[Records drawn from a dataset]

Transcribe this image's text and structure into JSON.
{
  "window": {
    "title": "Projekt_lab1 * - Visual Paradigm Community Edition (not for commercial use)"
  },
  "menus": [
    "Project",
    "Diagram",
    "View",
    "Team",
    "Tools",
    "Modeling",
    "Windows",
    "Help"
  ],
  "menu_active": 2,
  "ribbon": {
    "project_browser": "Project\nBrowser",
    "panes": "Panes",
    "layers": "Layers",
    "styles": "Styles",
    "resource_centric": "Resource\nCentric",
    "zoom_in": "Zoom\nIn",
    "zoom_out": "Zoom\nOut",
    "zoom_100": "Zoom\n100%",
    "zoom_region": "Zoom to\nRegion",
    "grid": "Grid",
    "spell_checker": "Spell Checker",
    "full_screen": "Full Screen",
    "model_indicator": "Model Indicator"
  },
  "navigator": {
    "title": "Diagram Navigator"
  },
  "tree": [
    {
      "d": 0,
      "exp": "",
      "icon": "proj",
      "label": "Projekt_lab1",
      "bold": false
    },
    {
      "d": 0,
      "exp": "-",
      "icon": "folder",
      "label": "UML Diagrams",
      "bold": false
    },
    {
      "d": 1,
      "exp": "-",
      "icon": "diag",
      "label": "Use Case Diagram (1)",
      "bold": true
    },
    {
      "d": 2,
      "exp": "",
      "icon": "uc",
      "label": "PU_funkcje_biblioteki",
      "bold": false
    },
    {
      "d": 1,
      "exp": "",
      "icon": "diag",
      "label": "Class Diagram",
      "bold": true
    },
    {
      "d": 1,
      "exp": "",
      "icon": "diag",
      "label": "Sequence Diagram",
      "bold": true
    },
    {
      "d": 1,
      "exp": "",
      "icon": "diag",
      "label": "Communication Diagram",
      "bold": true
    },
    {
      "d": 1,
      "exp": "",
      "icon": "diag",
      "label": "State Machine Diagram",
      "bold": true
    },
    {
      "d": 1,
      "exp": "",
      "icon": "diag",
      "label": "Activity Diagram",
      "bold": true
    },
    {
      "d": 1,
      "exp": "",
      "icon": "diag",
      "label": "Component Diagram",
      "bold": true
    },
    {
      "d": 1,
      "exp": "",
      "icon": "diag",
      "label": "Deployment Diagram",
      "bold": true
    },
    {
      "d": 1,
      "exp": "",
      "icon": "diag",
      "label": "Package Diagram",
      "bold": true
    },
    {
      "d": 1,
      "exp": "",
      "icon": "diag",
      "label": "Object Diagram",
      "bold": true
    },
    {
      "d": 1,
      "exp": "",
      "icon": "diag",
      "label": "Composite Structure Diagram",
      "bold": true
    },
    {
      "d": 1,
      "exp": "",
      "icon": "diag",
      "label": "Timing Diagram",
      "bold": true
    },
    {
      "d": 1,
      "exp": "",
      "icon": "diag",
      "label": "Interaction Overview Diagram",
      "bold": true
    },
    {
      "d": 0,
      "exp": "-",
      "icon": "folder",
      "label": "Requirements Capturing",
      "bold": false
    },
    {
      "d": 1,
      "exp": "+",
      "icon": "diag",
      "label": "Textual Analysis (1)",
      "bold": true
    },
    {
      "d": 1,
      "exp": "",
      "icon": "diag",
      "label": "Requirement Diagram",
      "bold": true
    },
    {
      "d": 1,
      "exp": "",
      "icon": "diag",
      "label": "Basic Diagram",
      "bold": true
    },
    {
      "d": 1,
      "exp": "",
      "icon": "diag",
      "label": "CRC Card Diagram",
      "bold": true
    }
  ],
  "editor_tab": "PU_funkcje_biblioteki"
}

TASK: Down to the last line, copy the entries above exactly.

EXERCISE ANSWER:
Transcribe this image's text and structure into JSON.
{
  "window": {
    "title": "Projekt_lab1 * - Visual Paradigm Community Edition (not for commercial use)"
  },
  "menus": [
    "Project",
    "Diagram",
    "View",
    "Team",
    "Tools",
    "Modeling",
    "Windows",
    "Help"
  ],
  "menu_active": 2,
  "ribbon": {
    "project_browser": "Project\nBrowser",
    "panes": "Panes",
    "layers": "Layers",
    "styles": "Styles",
    "resource_centric": "Resource\nCentric",
    "zoom_in": "Zoom\nIn",
    "zoom_out": "Zoom\nOut",
    "zoom_100": "Zoom\n100%",
    "zoom_region": "Zoom to\nRegion",
    "grid": "Grid",
    "spell_checker": "Spell Checker",
    "full_screen": "Full Screen",
    "model_indicator": "Model Indicator"
  },
  "navigator": {
    "title": "Diagram Navigator"
  },
  "tree": [
    {
      "d": 0,
      "exp": "",
      "icon": "proj",
      "label": "Projekt_lab1",
      "bold": false
    },
    {
      "d": 0,
      "exp": "-",
      "icon": "folder",
      "label": "UML Diagrams",
      "bold": false
    },
    {
      "d": 1,
      "exp": "-",
      "icon": "diag",
      "label": "Use Case Diagram (1)",
      "bold": true
    },
    {
      "d": 2,
      "exp": "",
      "icon": "uc",
      "label": "PU_funkcje_biblioteki",
      "bold": false
    },
    {
      "d": 1,
      "exp": "",
      "icon": "diag",
      "label": "Class Diagram",
      "bold": true
    },
    {
      "d": 1,
      "exp": "",
      "icon": "diag",
      "label": "Sequence Diagram",
      "bold": true
    },
    {
      "d": 1,
      "exp": "",
      "icon": "diag",
      "label": "Communication Diagram",
      "bold": true
    },
    {
      "d": 1,
      "exp": "",
      "icon": "diag",
      "label": "State Machine Diagram",
      "bold": true
    },
    {
      "d": 1,
      "exp": "",
      "icon": "diag",
      "label": "Activity Diagram",
      "bold": true
    },
    {
      "d": 1,
      "exp": "",
      "icon": "diag",
      "label": "Component Diagram",
      "bold": true
    },
    {
      "d": 1,
      "exp": "",
      "icon": "diag",
      "label": "Deployment Diagram",
      "bold": true
    },
    {
      "d": 1,
      "exp": "",
      "icon": "diag",
      "label": "Package Diagram",
      "bold": true
    },
    {
      "d": 1,
      "exp": "",
      "icon": "diag",
      "label": "Object Diagram",
      "bold": true
    },
    {
      "d": 1,
      "exp": "",
      "icon": "diag",
      "label": "Composite Structure Diagram",
      "bold": true
    },
    {
      "d": 1,
      "exp": "",
      "icon": "diag",
      "label": "Timing Diagram",
      "bold": true
    },
    {
      "d": 1,
      "exp": "",
      "icon": "diag",
      "label": "Interaction Overview Diagram",
      "bold": true
    },
    {
      "d": 0,
      "exp": "-",
      "icon": "folder",
      "label": "Requirements Capturing",
      "bold": false
    },
    {
      "d": 1,
      "exp": "+",
      "icon": "diag",
      "label": "Textual Analysis (1)",
      "bold": true
    },
    {
      "d": 1,
      "exp": "",
      "icon": "diag",
      "label": "Requirement Diagram",
      "bold": true
    },
    {
      "d": 1,
      "exp": "",
      "icon": "diag",
      "label": "Basic Diagram",
      "bold": true
    },
    {
      "d": 1,
      "exp": "",
      "icon": "diag",
      "label": "CRC Card Diagram",
      "bold": true
    }
  ],
  "editor_tab": "PU_funkcje_biblioteki"
}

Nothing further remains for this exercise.